The bacterium most commonly colonizes the nostrils, although it can be found in other body sites.
Most research has focused on people who are newly colonized by the bacteria and has found that they are at substantial risk of subsequent infections.
In their paper, the authors suggest that the MRSA infection risk may be more closely tied to a hospitalization event than to the duration of carriage: "We submit that these high risks of MRSA infection among culture-positive prevalent carriers are not only preferentially detected because of hospitalization, but may in fact be incurred because of device related, wound related, and immunologic declines associated with a current illness." "One explanation for this may be that patients who have surgical wounds or intravenous lines may allow MRSA a route of entry and invasion that would not otherwise exist," added Dr. The authors caution that because this study was performed in a large tertiary care medical center, they may have studied a disproportionate number of critically ill patients who could be at a relatively higher risk for infection.

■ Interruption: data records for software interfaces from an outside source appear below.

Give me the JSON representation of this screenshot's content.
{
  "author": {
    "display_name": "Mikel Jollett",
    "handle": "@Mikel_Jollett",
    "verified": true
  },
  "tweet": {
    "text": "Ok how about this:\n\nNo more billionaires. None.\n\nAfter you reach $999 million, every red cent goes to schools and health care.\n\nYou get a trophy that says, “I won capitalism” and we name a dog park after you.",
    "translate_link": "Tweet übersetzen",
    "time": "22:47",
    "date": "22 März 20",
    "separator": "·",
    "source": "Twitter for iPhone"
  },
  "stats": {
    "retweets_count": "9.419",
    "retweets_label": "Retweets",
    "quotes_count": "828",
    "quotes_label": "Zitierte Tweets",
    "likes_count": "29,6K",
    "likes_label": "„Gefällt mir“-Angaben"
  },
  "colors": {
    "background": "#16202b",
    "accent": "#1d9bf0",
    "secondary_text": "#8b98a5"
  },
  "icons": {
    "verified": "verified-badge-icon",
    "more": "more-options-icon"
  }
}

The results may not be generalizable to all patient settings. Huang is currently an assistant professor in the Division of Infectious Diseases at the University of California Irvine.
impetigo, boils, cellulitis, folliculitis, carbuncles, scalded skin syndrome, and abscesses, to life-threatening diseases such as pneumonia, meningitis, osteomyelitis, endocarditis, toxic shock syndrome, bacteremia, and sepsis. aureus autolysin, and in its absence or targeted inhibition, the daughter cells remain attached to one another and appear as clusters.) to water and oxygen.
Of these, 23 percent developed an MRSA infection within the year-long duration of this study. MRSA was identified as a contributor to the deaths of 14 of the patients.
Invasive methicillin-susceptible Staphylococcus aureus infection (MSSA) caused more infections and more deaths in hospitalized infants than invasive methicillin-resistant S.
Staphylococcus aureus (also known as golden staph) is a Gram-positive, round-shaped bacterium that is a member of the Firmicutes, and it is a member of the normal flora of the body, frequently found in the nose, respiratory tract, and on the skin.
This group includes the toxins TSST-1, and enterotoxin type B, which causes TSS associated with tampon use.
Toxic shock syndrome is characterized by fever, erythematous rash, low blood pressure, shock, multiple organ failure, and skin peeling.